→ Work item
For the records below, tally the lines that include the word "fraction" and report the number alone.
--- Provided records ---
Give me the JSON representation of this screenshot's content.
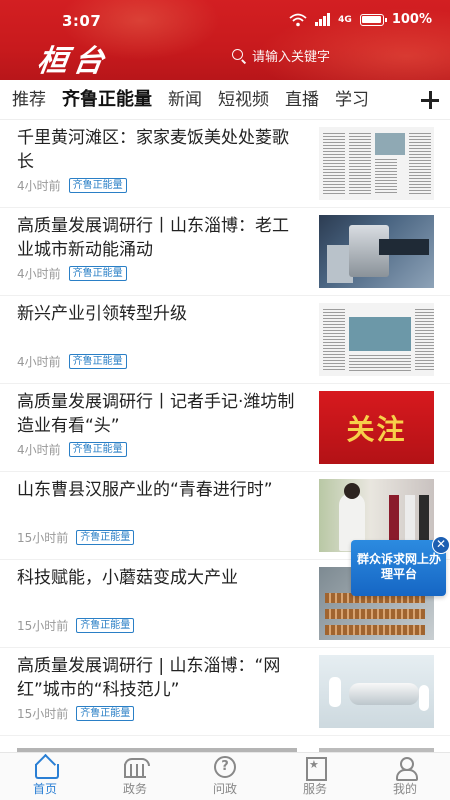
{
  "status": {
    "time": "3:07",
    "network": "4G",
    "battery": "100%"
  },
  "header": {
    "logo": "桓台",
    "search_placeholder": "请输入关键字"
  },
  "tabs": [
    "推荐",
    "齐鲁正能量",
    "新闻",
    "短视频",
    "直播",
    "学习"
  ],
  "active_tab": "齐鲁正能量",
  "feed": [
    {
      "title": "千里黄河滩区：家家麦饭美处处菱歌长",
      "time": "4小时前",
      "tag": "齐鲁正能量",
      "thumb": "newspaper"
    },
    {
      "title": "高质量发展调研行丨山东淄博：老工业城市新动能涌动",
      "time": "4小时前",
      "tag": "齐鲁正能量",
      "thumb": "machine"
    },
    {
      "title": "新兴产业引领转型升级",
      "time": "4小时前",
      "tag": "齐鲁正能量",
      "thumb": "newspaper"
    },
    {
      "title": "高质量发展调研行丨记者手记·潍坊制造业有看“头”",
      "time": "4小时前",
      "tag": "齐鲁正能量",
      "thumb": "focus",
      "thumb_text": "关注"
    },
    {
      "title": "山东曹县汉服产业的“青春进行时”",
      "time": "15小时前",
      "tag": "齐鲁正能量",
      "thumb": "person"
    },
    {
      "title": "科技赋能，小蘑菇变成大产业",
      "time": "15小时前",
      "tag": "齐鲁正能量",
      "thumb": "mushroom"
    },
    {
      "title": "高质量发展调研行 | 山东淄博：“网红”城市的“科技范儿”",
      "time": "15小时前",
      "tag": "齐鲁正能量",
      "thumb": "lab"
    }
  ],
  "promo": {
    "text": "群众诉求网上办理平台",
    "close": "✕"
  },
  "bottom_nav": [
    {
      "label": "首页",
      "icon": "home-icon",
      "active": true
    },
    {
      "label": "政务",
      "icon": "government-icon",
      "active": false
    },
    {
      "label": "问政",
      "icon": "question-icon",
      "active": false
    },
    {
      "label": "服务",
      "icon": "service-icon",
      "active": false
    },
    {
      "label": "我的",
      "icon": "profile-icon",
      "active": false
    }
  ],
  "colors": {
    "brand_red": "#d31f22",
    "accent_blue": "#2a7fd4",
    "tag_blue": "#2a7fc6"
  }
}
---
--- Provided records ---
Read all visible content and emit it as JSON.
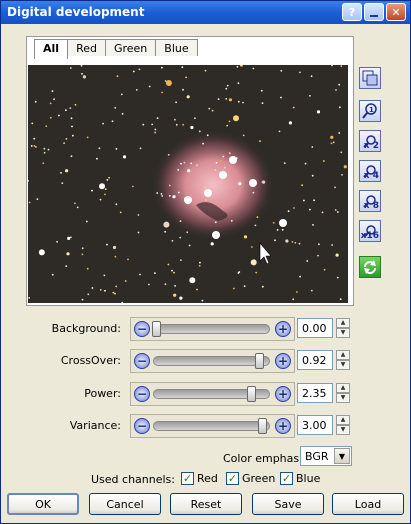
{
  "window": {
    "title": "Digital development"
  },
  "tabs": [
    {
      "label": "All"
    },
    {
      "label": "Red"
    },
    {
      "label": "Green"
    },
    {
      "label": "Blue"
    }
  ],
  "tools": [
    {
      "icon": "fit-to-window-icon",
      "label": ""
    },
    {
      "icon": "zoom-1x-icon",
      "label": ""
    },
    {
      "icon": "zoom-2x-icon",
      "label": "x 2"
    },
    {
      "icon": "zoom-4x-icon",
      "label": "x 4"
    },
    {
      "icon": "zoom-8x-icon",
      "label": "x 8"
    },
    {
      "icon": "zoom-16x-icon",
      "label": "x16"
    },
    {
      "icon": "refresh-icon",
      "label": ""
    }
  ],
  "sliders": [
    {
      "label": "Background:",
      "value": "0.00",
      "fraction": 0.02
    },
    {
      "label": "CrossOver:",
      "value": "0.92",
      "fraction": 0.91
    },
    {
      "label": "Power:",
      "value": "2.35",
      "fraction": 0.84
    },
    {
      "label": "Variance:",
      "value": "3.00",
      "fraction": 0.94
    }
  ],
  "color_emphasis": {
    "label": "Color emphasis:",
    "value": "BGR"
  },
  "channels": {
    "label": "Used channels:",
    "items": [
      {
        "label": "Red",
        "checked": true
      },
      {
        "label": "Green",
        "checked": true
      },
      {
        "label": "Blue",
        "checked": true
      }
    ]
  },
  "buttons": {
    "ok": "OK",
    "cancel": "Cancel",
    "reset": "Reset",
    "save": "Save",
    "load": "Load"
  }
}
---
→ Answer
4